START DATA IN THIS EXERCISE

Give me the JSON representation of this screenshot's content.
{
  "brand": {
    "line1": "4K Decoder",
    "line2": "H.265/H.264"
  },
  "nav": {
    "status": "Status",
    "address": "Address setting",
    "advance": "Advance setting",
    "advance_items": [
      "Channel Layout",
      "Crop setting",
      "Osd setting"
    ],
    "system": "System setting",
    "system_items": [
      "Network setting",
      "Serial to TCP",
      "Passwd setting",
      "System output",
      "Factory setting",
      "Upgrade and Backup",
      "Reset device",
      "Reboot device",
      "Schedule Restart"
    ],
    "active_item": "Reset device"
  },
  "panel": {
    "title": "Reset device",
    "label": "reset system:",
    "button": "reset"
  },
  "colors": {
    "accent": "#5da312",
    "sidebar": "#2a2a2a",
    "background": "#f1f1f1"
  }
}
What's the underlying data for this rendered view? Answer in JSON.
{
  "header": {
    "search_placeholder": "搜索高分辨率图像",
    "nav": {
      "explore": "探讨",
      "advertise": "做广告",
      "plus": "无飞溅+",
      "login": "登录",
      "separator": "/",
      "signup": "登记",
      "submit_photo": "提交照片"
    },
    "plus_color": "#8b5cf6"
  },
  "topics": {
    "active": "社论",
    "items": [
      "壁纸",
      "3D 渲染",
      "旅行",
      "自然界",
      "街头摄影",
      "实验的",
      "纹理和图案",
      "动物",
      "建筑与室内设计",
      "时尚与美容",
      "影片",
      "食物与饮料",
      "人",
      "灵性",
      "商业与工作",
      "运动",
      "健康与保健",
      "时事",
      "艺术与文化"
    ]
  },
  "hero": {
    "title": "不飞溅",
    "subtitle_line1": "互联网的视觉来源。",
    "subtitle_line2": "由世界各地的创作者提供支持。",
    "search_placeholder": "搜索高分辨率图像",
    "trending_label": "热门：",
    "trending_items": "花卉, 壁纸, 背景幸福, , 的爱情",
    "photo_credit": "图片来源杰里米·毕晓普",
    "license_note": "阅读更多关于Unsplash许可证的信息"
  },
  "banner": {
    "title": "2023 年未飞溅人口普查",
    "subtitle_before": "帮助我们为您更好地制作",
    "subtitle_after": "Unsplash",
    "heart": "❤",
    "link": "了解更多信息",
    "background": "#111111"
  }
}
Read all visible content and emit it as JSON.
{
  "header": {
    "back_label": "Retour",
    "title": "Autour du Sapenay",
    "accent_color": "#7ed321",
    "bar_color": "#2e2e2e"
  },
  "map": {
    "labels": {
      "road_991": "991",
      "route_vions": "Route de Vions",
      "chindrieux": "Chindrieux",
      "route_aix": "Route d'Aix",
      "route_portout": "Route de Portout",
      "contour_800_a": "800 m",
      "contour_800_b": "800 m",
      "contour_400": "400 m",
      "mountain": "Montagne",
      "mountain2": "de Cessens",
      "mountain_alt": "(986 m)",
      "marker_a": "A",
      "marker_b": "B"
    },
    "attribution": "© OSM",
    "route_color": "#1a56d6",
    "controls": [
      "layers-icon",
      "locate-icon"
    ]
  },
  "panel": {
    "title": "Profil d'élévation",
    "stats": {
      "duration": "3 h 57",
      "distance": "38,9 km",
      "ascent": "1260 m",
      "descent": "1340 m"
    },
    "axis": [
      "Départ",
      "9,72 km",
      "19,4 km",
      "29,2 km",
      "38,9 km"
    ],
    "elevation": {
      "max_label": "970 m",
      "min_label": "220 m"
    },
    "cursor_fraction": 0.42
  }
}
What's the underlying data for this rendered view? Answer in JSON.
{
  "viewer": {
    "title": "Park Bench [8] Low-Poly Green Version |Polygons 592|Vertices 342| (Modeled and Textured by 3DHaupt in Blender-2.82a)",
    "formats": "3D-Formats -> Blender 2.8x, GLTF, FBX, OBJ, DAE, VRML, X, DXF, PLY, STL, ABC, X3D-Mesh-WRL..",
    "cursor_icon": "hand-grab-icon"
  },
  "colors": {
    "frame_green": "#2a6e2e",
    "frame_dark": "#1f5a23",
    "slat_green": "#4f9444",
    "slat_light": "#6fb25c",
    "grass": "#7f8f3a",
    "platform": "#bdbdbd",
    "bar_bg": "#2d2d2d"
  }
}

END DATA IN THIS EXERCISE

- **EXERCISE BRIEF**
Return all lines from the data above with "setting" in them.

- **ANSWER SPACE**
    "address": "Address setting",
    "advance": "Advance setting",
      "Crop setting",
      "Osd setting"
    "system": "System setting",
      "Network setting",
      "Passwd setting",
      "Factory setting",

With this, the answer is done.